Requirement ▸
Within the entries that follow, show each line where the word "title" occurs.

Supplied material ▸
________________
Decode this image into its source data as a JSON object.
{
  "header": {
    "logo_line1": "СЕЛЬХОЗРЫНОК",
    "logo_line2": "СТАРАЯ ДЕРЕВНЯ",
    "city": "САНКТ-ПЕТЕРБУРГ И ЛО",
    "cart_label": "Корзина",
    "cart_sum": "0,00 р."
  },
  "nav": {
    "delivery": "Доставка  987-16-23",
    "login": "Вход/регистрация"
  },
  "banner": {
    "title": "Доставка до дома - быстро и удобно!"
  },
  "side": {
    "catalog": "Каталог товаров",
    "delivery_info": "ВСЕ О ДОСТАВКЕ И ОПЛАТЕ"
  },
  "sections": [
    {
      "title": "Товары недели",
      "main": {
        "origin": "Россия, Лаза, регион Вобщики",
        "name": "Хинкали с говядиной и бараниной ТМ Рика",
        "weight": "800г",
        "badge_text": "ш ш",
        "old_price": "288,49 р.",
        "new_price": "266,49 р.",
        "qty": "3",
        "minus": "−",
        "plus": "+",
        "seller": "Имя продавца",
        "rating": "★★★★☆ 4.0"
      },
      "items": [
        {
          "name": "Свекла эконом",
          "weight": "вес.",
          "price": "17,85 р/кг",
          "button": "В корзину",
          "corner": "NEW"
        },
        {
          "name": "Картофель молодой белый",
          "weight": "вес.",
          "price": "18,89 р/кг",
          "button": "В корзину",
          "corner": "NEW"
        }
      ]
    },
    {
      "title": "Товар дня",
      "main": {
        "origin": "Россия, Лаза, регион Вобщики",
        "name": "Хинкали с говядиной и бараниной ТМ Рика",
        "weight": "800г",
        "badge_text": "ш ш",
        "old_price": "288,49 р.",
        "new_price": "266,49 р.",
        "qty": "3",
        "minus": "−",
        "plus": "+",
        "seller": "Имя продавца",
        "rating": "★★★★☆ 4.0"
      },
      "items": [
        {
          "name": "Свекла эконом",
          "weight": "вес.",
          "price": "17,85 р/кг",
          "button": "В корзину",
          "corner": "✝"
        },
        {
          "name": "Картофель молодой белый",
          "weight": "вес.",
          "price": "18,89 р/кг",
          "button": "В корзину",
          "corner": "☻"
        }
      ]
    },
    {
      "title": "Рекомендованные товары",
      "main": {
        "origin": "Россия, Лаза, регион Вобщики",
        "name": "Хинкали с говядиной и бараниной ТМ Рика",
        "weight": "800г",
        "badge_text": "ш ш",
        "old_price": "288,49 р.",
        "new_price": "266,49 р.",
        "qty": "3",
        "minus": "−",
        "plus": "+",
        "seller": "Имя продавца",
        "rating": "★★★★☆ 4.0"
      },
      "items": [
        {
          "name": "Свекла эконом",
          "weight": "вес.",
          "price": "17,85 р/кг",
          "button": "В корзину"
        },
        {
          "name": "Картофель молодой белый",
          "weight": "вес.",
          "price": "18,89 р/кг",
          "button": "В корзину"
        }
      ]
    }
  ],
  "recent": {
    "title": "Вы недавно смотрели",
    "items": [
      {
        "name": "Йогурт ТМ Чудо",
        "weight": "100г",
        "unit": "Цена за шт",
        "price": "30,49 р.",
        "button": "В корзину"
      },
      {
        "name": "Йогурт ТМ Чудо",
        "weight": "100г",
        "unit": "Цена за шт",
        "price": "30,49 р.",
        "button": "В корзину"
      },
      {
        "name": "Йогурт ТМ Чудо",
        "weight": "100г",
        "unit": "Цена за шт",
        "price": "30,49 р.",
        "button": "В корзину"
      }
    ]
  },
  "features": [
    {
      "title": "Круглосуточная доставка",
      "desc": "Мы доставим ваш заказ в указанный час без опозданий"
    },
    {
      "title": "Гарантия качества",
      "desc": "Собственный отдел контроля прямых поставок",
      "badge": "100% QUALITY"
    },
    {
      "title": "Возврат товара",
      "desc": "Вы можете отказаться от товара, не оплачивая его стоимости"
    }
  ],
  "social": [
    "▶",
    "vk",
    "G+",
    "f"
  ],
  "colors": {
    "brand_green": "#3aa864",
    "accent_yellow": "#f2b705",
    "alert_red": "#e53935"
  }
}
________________
Your response ▸
    "title": "Доставка до дома - быстро и удобно!"
      "title": "Товары недели",
      "title": "Товар дня",
      "title": "Рекомендованные товары",
    "title": "Вы недавно смотрели",
      "title": "Круглосуточная доставка",
      "title": "Гарантия качества",
      "title": "Возврат товара",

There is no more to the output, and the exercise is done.